Would you give the number of lines below in which the string "time" appears? Nothing else is needed.

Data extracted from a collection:

Start of Block

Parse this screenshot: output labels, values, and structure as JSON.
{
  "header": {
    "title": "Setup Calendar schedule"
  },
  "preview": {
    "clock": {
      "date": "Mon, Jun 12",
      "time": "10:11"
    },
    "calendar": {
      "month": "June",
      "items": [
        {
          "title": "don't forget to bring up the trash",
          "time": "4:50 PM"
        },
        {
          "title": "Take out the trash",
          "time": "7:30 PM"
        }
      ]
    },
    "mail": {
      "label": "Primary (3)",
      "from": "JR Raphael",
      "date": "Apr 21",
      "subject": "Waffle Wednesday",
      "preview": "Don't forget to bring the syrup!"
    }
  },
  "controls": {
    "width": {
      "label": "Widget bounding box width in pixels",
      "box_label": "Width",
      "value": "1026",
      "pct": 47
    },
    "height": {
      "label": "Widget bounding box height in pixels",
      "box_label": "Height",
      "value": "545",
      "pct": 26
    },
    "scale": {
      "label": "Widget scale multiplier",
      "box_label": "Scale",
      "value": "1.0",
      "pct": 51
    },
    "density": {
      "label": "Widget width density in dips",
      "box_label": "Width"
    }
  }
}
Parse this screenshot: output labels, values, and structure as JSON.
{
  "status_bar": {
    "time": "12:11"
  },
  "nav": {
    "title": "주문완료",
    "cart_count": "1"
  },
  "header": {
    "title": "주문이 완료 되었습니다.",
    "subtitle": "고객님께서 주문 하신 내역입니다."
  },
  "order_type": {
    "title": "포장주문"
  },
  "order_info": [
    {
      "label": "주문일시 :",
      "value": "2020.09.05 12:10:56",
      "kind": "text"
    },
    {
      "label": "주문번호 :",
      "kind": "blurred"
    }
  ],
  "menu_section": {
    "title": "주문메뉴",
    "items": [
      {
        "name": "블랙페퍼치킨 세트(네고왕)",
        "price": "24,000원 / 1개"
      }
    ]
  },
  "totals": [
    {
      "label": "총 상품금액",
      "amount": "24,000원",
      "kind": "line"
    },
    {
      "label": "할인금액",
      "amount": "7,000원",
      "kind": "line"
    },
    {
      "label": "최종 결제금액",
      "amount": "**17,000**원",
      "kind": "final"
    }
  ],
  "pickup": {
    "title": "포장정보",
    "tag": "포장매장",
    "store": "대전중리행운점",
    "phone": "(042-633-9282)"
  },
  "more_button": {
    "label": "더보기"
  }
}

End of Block

**Answer section:**
4